No. The sentence would be "This child is you." This is because the state-of-being verb, in this case "is," refers back to "the child," not forward to "you." You would not say, "This child are (fill in the adjective)." Alles klar, Herr Kommissar? If not, I'll be glad to explain more fully.


Change this to "Du bist dieses Kind" so that this translates to "You are this child".


you all have good points and i finally had to figure out that a lot of this is a matter of translation; in german, as well as french and probably all languages there is often no direct translation and we must interpret the english meaning for ourselves. best example; book titles. choose a favorite book and look at the title translations in german and in another language; you learn right away that some books may look like they are even about different subjects if based on translation to english alone.


Okay, but without context, this phrase is nonsense


this child are you is it wrong?


Yes, wrong.
You could say "You are this child", but if you start with "this child", "this child" is the subject of the sentence and therefore it needs to be "is", not "are".

This is different in German. Because of having cases, German often has more flexibility in word order. The "du" can still remain the subject of the sentence, even if placed at the end.


Why dont we use das again like before?
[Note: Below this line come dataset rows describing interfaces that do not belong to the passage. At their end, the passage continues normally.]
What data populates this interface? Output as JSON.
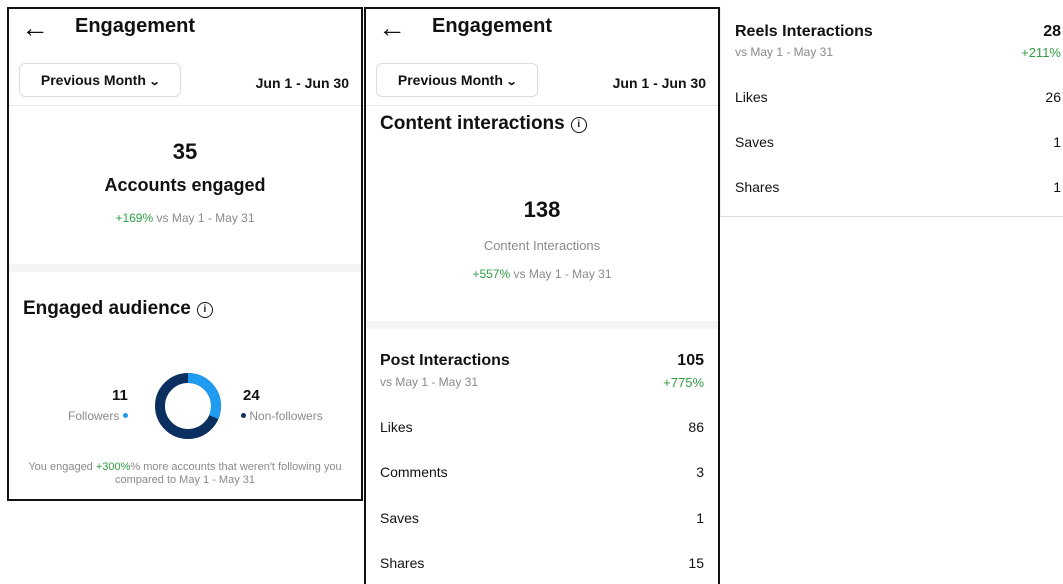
{
  "panel1": {
    "back_icon": "←",
    "title": "Engagement",
    "period_button": "Previous Month",
    "date_range": "Jun 1 - Jun 30",
    "accounts_engaged": {
      "value": "35",
      "label": "Accounts engaged",
      "change": "+169%",
      "compare": "vs May 1 - May 31"
    },
    "engaged_audience": {
      "title": "Engaged audience",
      "followers": {
        "value": "11",
        "label": "Followers",
        "color": "#1f9bf0"
      },
      "non_followers": {
        "value": "24",
        "label": "Non-followers",
        "color": "#0b2f5e"
      },
      "note_prefix": "You engaged ",
      "note_pct": "+300%",
      "note_suffix": "% more accounts that weren't following you",
      "note_line2": "compared to May 1 - May 31"
    }
  },
  "panel2": {
    "back_icon": "←",
    "title": "Engagement",
    "period_button": "Previous Month",
    "date_range": "Jun 1 - Jun 30",
    "content_title": "Content interactions",
    "content": {
      "value": "138",
      "label": "Content Interactions",
      "change": "+557%",
      "compare": "vs May 1 - May 31"
    },
    "post": {
      "title": "Post Interactions",
      "value": "105",
      "compare": "vs May 1 - May 31",
      "change": "+775%",
      "rows": [
        {
          "label": "Likes",
          "value": "86"
        },
        {
          "label": "Comments",
          "value": "3"
        },
        {
          "label": "Saves",
          "value": "1"
        },
        {
          "label": "Shares",
          "value": "15"
        }
      ]
    }
  },
  "panel3": {
    "reels": {
      "title": "Reels Interactions",
      "value": "28",
      "compare": "vs May 1 - May 31",
      "change": "+211%",
      "rows": [
        {
          "label": "Likes",
          "value": "26"
        },
        {
          "label": "Saves",
          "value": "1"
        },
        {
          "label": "Shares",
          "value": "1"
        }
      ]
    }
  },
  "icons": {
    "back": "arrow-left-icon",
    "chevron": "chevron-down-icon",
    "info": "info-icon"
  }
}
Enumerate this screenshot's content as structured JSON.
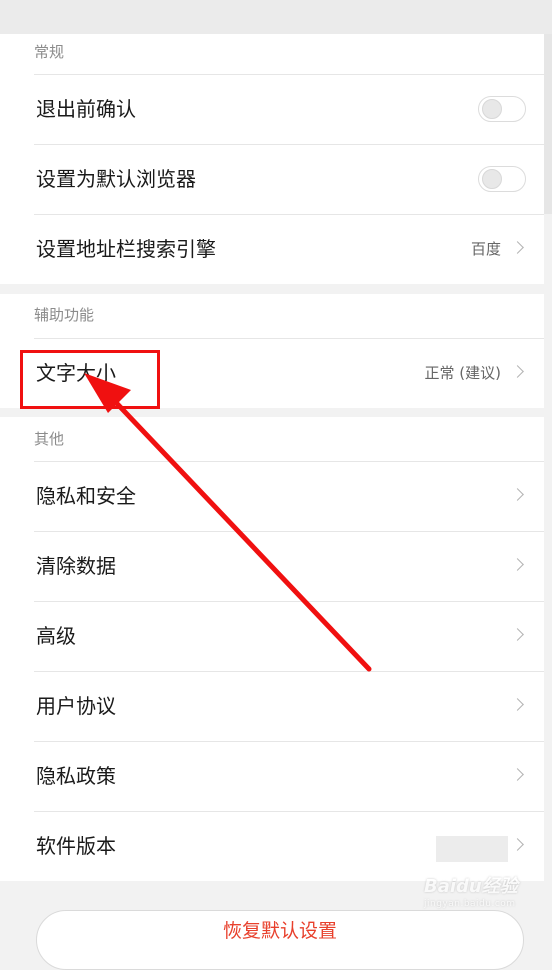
{
  "sections": [
    {
      "header": "常规",
      "rows": [
        {
          "label": "退出前确认",
          "control": "toggle",
          "toggle_on": false
        },
        {
          "label": "设置为默认浏览器",
          "control": "toggle",
          "toggle_on": false
        },
        {
          "label": "设置地址栏搜索引擎",
          "control": "chevron",
          "value": "百度"
        }
      ]
    },
    {
      "header": "辅助功能",
      "rows": [
        {
          "label": "文字大小",
          "control": "chevron",
          "value": "正常 (建议)"
        }
      ]
    },
    {
      "header": "其他",
      "rows": [
        {
          "label": "隐私和安全",
          "control": "chevron"
        },
        {
          "label": "清除数据",
          "control": "chevron"
        },
        {
          "label": "高级",
          "control": "chevron"
        },
        {
          "label": "用户协议",
          "control": "chevron"
        },
        {
          "label": "隐私政策",
          "control": "chevron"
        },
        {
          "label": "软件版本",
          "control": "chevron"
        }
      ]
    }
  ],
  "bottom_button": "恢复默认设置",
  "watermark": {
    "main": "Baidu经验",
    "sub": "jingyan.baidu.com"
  },
  "colors": {
    "annotation": "#f01010",
    "reset_button_text": "#e8402c"
  },
  "icons": {
    "chevron": "chevron-right-icon",
    "toggle": "toggle-switch"
  }
}
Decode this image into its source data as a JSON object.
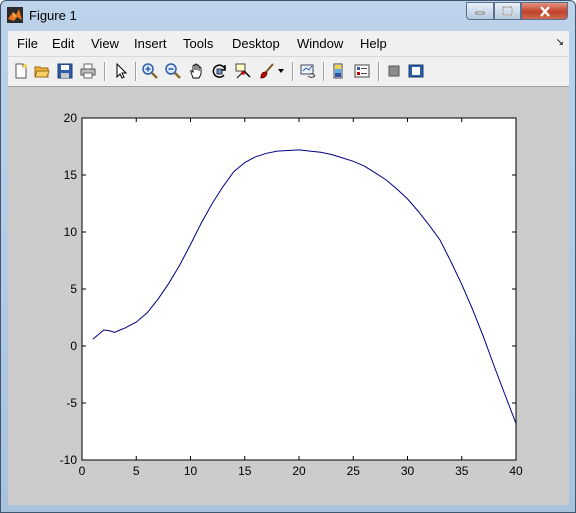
{
  "window": {
    "title": "Figure 1"
  },
  "menu": [
    "File",
    "Edit",
    "View",
    "Insert",
    "Tools",
    "Desktop",
    "Window",
    "Help"
  ],
  "toolbar": {
    "icons": [
      "new-figure-icon",
      "open-file-icon",
      "save-icon",
      "print-icon",
      "edit-plot-arrow-icon",
      "zoom-in-icon",
      "zoom-out-icon",
      "pan-hand-icon",
      "rotate-3d-icon",
      "data-cursor-icon",
      "brush-icon",
      "brush-dropdown-icon",
      "link-plot-icon",
      "colorbar-icon",
      "legend-icon",
      "hide-plot-tools-icon",
      "show-plot-tools-icon"
    ]
  },
  "chart_data": {
    "type": "line",
    "title": "",
    "xlabel": "",
    "ylabel": "",
    "xlim": [
      0,
      40
    ],
    "ylim": [
      -10,
      20
    ],
    "xticks": [
      0,
      5,
      10,
      15,
      20,
      25,
      30,
      35,
      40
    ],
    "yticks": [
      -10,
      -5,
      0,
      5,
      10,
      15,
      20
    ],
    "grid": false,
    "series": [
      {
        "color": "#000080",
        "x": [
          1,
          1.5,
          2,
          2.5,
          3,
          3.5,
          4,
          5,
          6,
          7,
          8,
          9,
          10,
          11,
          12,
          13,
          14,
          15,
          16,
          17,
          18,
          19,
          20,
          21,
          22,
          23,
          24,
          25,
          26,
          27,
          28,
          29,
          30,
          31,
          32,
          33,
          34,
          35,
          36,
          37,
          38,
          39,
          40
        ],
        "y": [
          0.6,
          1.0,
          1.4,
          1.35,
          1.2,
          1.4,
          1.6,
          2.1,
          2.9,
          4.1,
          5.5,
          7.1,
          8.9,
          10.8,
          12.5,
          14.0,
          15.3,
          16.1,
          16.6,
          16.9,
          17.1,
          17.15,
          17.2,
          17.1,
          17.0,
          16.8,
          16.5,
          16.2,
          15.8,
          15.2,
          14.6,
          13.8,
          12.9,
          11.8,
          10.6,
          9.3,
          7.4,
          5.4,
          3.2,
          0.8,
          -1.8,
          -4.3,
          -6.8
        ]
      }
    ]
  }
}
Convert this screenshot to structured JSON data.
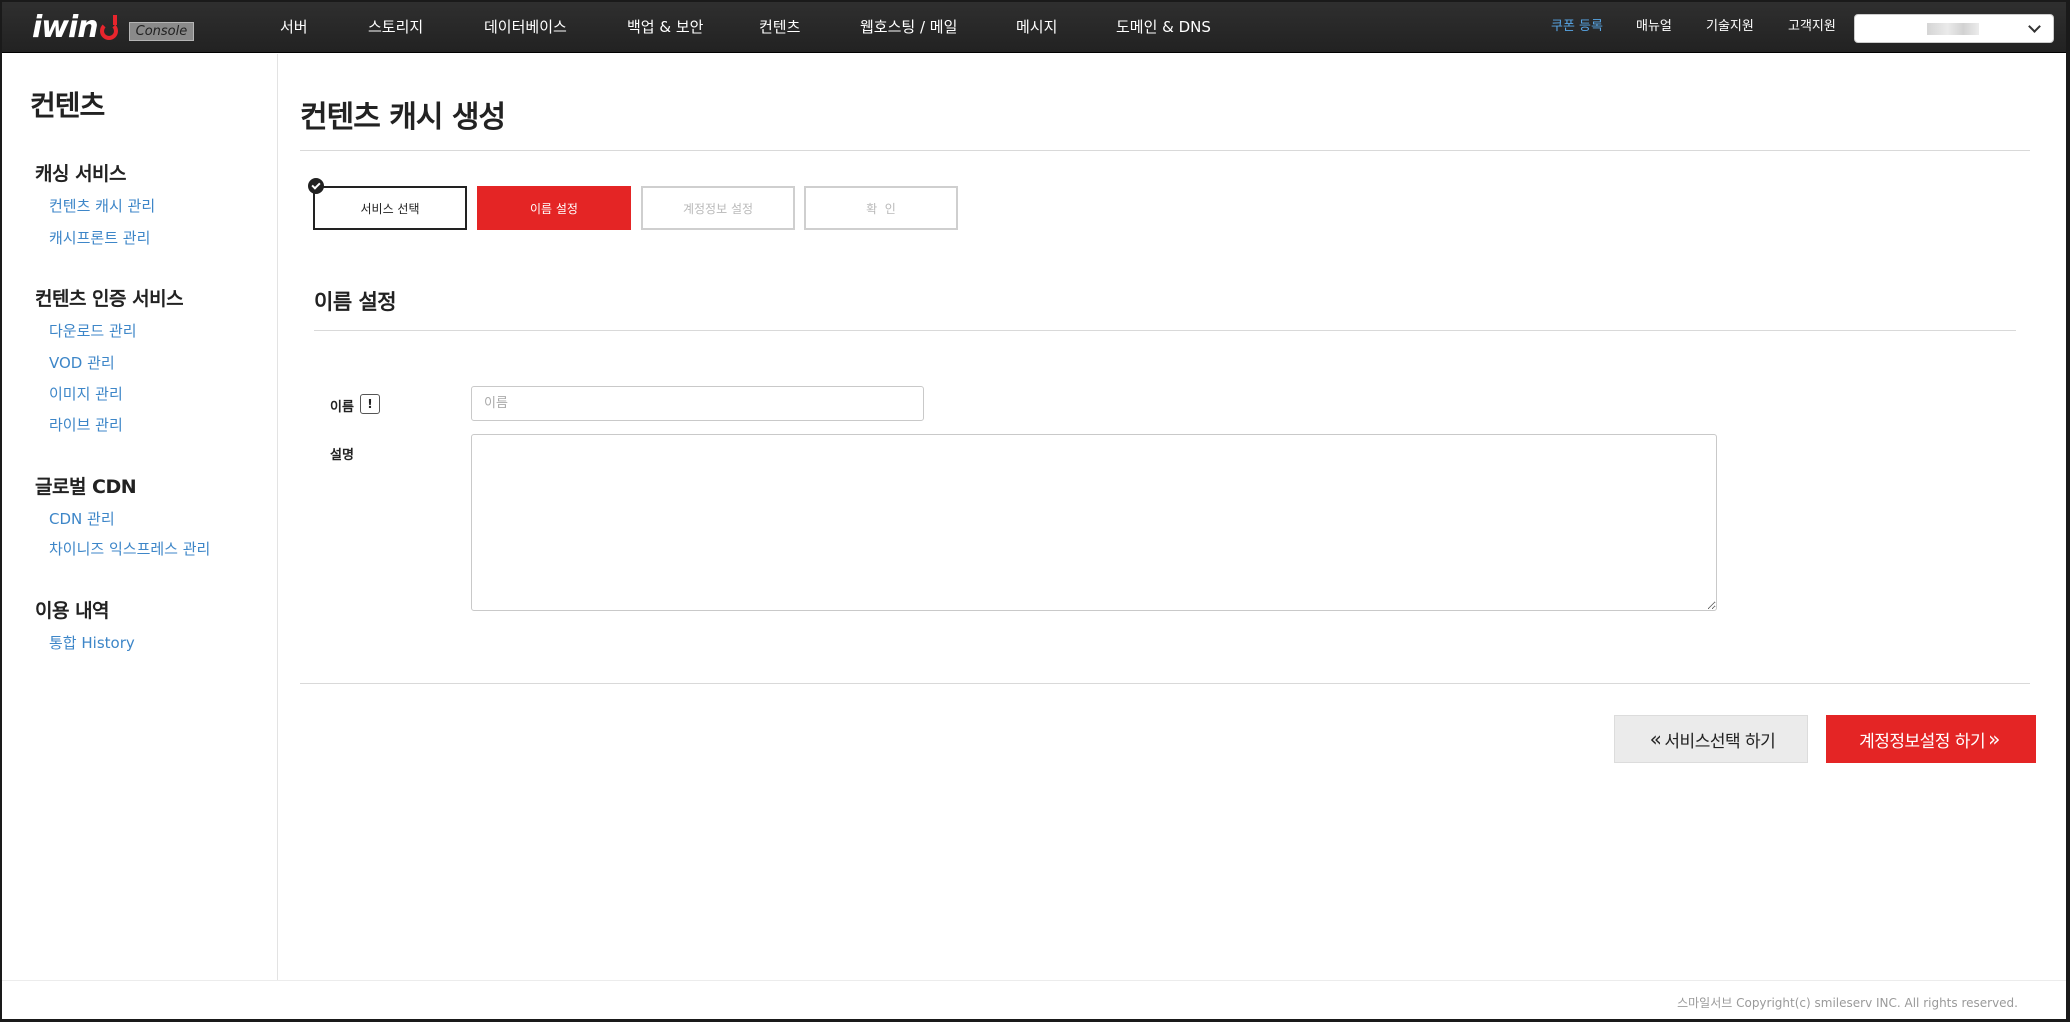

What's the difference between das, dieses etc?


When used attributively (i.e. in front of a noun) "das" means "the" (or sometimes "that") and "dieses" means "this". So they are not exchangeable.
When standing alone, as in "this is/that is/these are/those are" you usually use "das" for all of them.


This one got me. The only situation I can think of where this might be used in English is if somebody showed a photograph of, say a school class, pointed to a child and said to another person "this child is you".


That's exactly the type of situation which is associated with the German sentence. Could be a story instead of a picture, too.


why isn't "you are this kid" right?


This child is you. was the given answer.... In English, technically the answer should be 'This child is yours?" Q: Dieses Kind bist du should be rephrased as Dieses Kind warst du? [PAST TENSE] (Translated to "You were this child?") Because in English they do not say "This child is you." They ask someone "This child is Yours?"


"This child is you", is not something said in English. It should be "this child is YOURS."


The way I interpret it, I imagine someone showing a young child a photo of them and telling the child that is them in the photo. Who knows?


The two sentences are valid and have different meanings.


yeah agreed. Not you but yours


"This child is yours" would be "Dieses Kind ist deins". That would be a different sentence.


I am not sure if this translation is correct.


Why not "Are you this child?"


It's true that the verb and the subject are swapped. However, there is no question mark at the end of the sentence, so it cannot be a question. I think the position of the words is more stylistic. As Elias.M.A wrote above, this allows to put emphasis on "Dieses Kind" rather than on "Du".


this doesn't make any sense. is the speaker talking about a picture of the 'you' to whom he is speaking?


for example. Or he told a story about the life of a child he knew.


replace is with are


du bist - you are, bist du - are you. Surely? And if not, how about Duolingo specifying an appropriate use, rather than just letting the user fail without actually teaching anything in the first place - again. Gets wearing


You cannot always translate word by word. Literally "bist du" is indeed "are you", but you don't say so in English in the given context.


This is a weird sentence, at least in English and I would never use it in speach. "This child is yours" is a sentence i would actually use in real life.


"This child is yours" has a completely different meaning.

Imagine you are showing an old photo to your younger brother. The photo shows him at a very young age. You point at the little boy in the picture and say "This child is you".


Ok yes that does make sense. I guess I just wasn't thinking in that context

Learn German in just 5 minutes a day. For free.